To do: Scan the material below for the word "when", then copy every line in which it appears.

Records shown:
* * * * *
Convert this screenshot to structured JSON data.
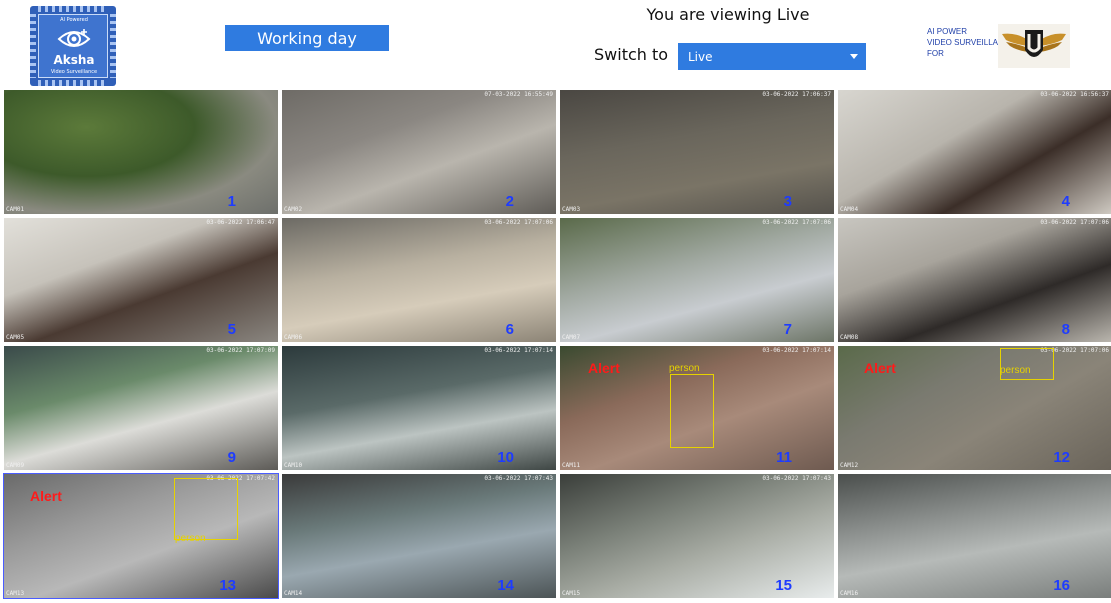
{
  "header": {
    "logo": {
      "tag": "AI Powered",
      "name": "Aksha",
      "subtitle": "Video Surveillance"
    },
    "working_day_label": "Working day",
    "viewing_text": "You are viewing Live",
    "switch_label": "Switch to",
    "switch_select": {
      "selected": "Live"
    },
    "brand_text": [
      "AI POWER",
      "VIDEO SURVEILLANCE",
      "FOR"
    ]
  },
  "cameras": [
    {
      "id": "CAM01",
      "number": "1",
      "timestamp": "",
      "alert": "",
      "detection": ""
    },
    {
      "id": "CAM02",
      "number": "2",
      "timestamp": "07-03-2022 16:55:49",
      "alert": "",
      "detection": ""
    },
    {
      "id": "CAM03",
      "number": "3",
      "timestamp": "03-06-2022 17:06:37",
      "alert": "",
      "detection": ""
    },
    {
      "id": "CAM04",
      "number": "4",
      "timestamp": "03-06-2022 16:56:37",
      "alert": "",
      "detection": ""
    },
    {
      "id": "CAM05",
      "number": "5",
      "timestamp": "03-06-2022 17:06:47",
      "alert": "",
      "detection": ""
    },
    {
      "id": "CAM06",
      "number": "6",
      "timestamp": "03-06-2022 17:07:06",
      "alert": "",
      "detection": ""
    },
    {
      "id": "CAM07",
      "number": "7",
      "timestamp": "03-06-2022 17:07:06",
      "alert": "",
      "detection": ""
    },
    {
      "id": "CAM08",
      "number": "8",
      "timestamp": "03-06-2022 17:07:06",
      "alert": "",
      "detection": ""
    },
    {
      "id": "CAM09",
      "number": "9",
      "timestamp": "03-06-2022 17:07:09",
      "alert": "",
      "detection": ""
    },
    {
      "id": "CAM10",
      "number": "10",
      "timestamp": "03-06-2022 17:07:14",
      "alert": "",
      "detection": ""
    },
    {
      "id": "CAM11",
      "number": "11",
      "timestamp": "03-06-2022 17:07:14",
      "alert": "Alert",
      "detection": "person"
    },
    {
      "id": "CAM12",
      "number": "12",
      "timestamp": "03-06-2022 17:07:06",
      "alert": "Alert",
      "detection": "person"
    },
    {
      "id": "CAM13",
      "number": "13",
      "timestamp": "03-06-2022 17:07:42",
      "alert": "Alert",
      "detection": "person"
    },
    {
      "id": "CAM14",
      "number": "14",
      "timestamp": "03-06-2022 17:07:43",
      "alert": "",
      "detection": ""
    },
    {
      "id": "CAM15",
      "number": "15",
      "timestamp": "03-06-2022 17:07:43",
      "alert": "",
      "detection": ""
    },
    {
      "id": "CAM16",
      "number": "16",
      "timestamp": "",
      "alert": "",
      "detection": ""
    }
  ],
  "colors": {
    "accent": "#2f7be0",
    "alert": "#ff1a1a",
    "detection_box": "#e6d200",
    "camera_number": "#1e3cff"
  }
}
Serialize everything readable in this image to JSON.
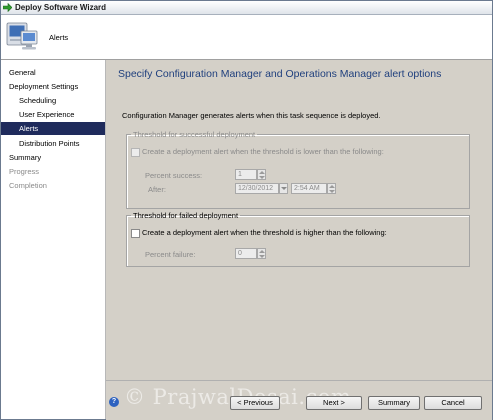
{
  "window": {
    "title": "Deploy Software Wizard"
  },
  "header": {
    "title": "Alerts",
    "icon": "computer-icon"
  },
  "nav": {
    "items": [
      {
        "label": "General",
        "level": 0,
        "state": "normal"
      },
      {
        "label": "Deployment Settings",
        "level": 0,
        "state": "normal"
      },
      {
        "label": "Scheduling",
        "level": 1,
        "state": "normal"
      },
      {
        "label": "User Experience",
        "level": 1,
        "state": "normal"
      },
      {
        "label": "Alerts",
        "level": 1,
        "state": "selected"
      },
      {
        "label": "Distribution Points",
        "level": 1,
        "state": "normal"
      },
      {
        "label": "Summary",
        "level": 0,
        "state": "normal"
      },
      {
        "label": "Progress",
        "level": 0,
        "state": "disabled"
      },
      {
        "label": "Completion",
        "level": 0,
        "state": "disabled"
      }
    ]
  },
  "content": {
    "heading": "Specify Configuration Manager and Operations Manager alert options",
    "intro": "Configuration Manager generates alerts when this task sequence is deployed.",
    "success_group": {
      "legend": "Threshold for successful deployment",
      "checkbox_label": "Create a deployment alert when the threshold is lower than the following:",
      "checked": false,
      "percent_label": "Percent success:",
      "percent_value": "1",
      "after_label": "After:",
      "date_value": "12/30/2012",
      "time_value": "2:54 AM"
    },
    "failed_group": {
      "legend": "Threshold for failed deployment",
      "checkbox_label": "Create a deployment alert when the threshold is higher than the following:",
      "checked": false,
      "percent_label": "Percent failure:",
      "percent_value": "0"
    }
  },
  "footer": {
    "help_icon": "help-icon",
    "previous_label": "< Previous",
    "next_label": "Next >",
    "summary_label": "Summary",
    "cancel_label": "Cancel",
    "watermark": "© PrajwalDesai.com"
  },
  "colors": {
    "heading": "#1f3f7d",
    "selected_nav": "#1f2b5c",
    "dialog_bg": "#d4d0c8"
  }
}
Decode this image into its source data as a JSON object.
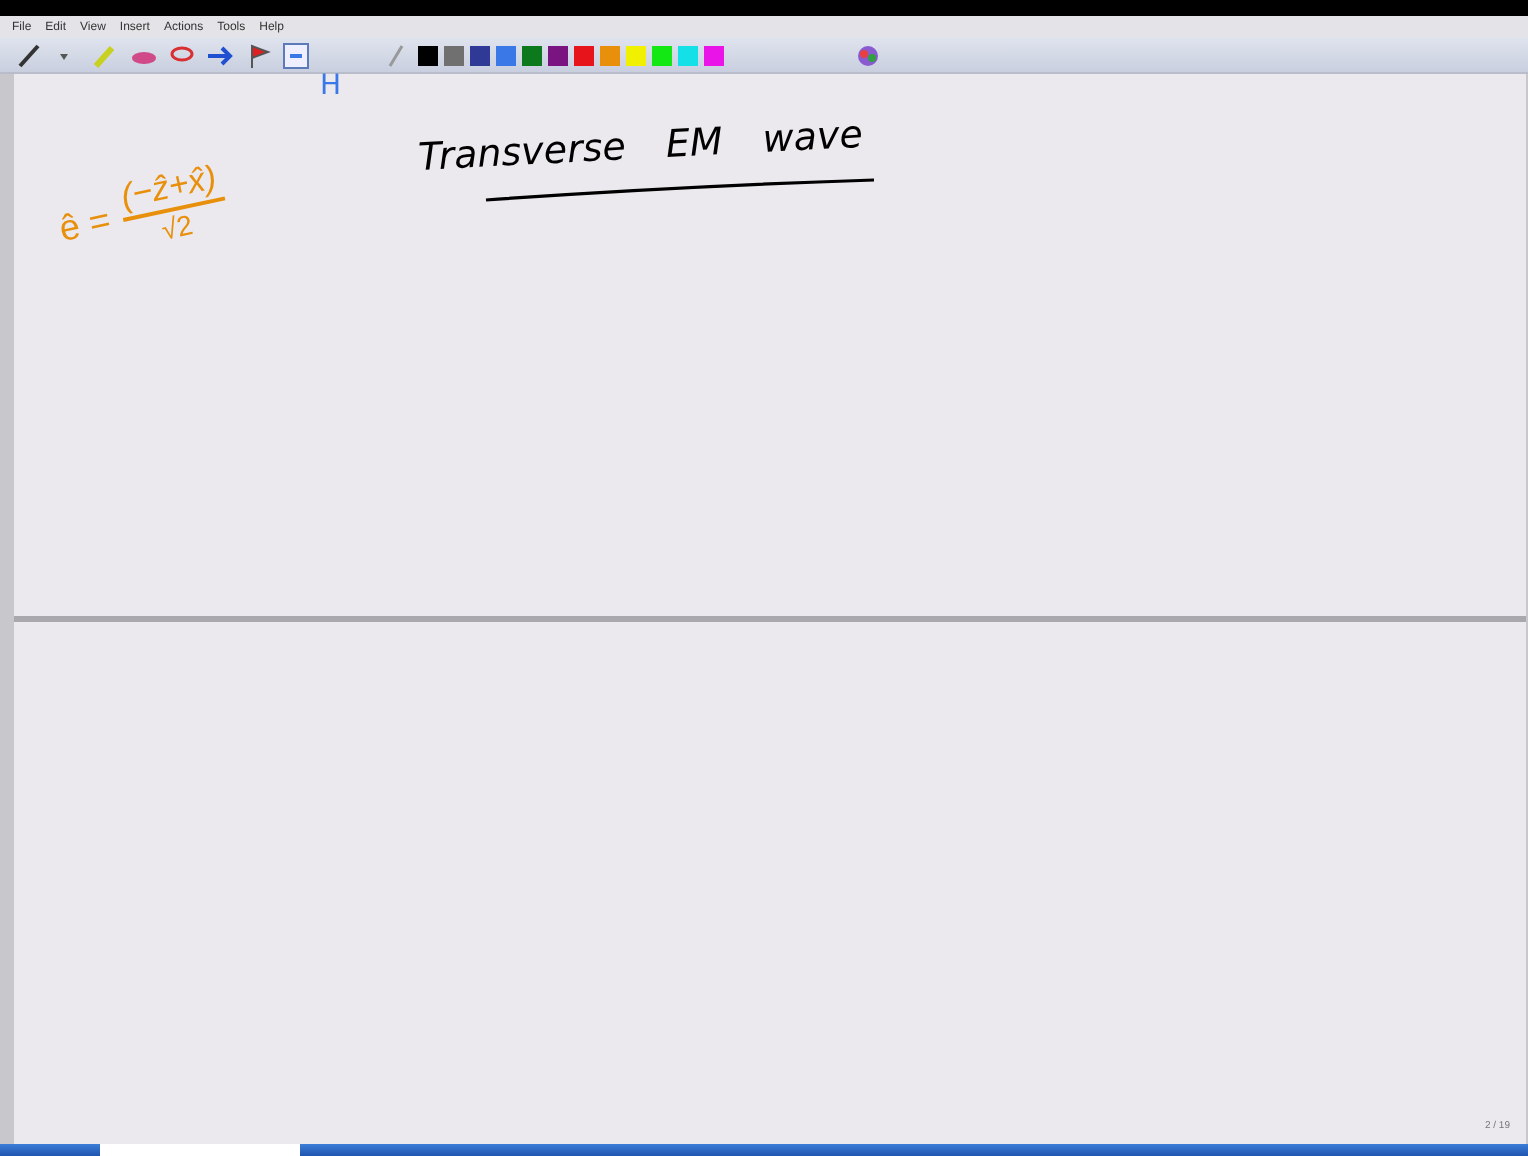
{
  "menu": [
    "File",
    "Edit",
    "View",
    "Insert",
    "Actions",
    "Tools",
    "Help"
  ],
  "palette": [
    {
      "color": "#000000"
    },
    {
      "color": "#707070"
    },
    {
      "color": "#2e3a96"
    },
    {
      "color": "#3a78e8"
    },
    {
      "color": "#0c7a1c"
    },
    {
      "color": "#7a1480"
    },
    {
      "color": "#e8141c"
    },
    {
      "color": "#e8900c"
    },
    {
      "color": "#f0f000"
    },
    {
      "color": "#14e814"
    },
    {
      "color": "#14e0e8"
    },
    {
      "color": "#e814e8"
    }
  ],
  "ink": [
    {
      "kind": "text",
      "text": "H",
      "color": "#3a78e8"
    },
    {
      "kind": "equation",
      "lhs": "ê =",
      "numerator": "(−ẑ+x̂)",
      "denominator": "√2",
      "color": "#e8900c"
    },
    {
      "kind": "heading",
      "text": "Transverse EM wave",
      "color": "#000000"
    }
  ],
  "page_number": "2 / 19"
}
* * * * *
Answer to this exercise:
    "intro": "Configuration Manager generates alerts when this task sequence is deployed.",
      "checkbox_label": "Create a deployment alert when the threshold is lower than the following:",
      "checkbox_label": "Create a deployment alert when the threshold is higher than the following:",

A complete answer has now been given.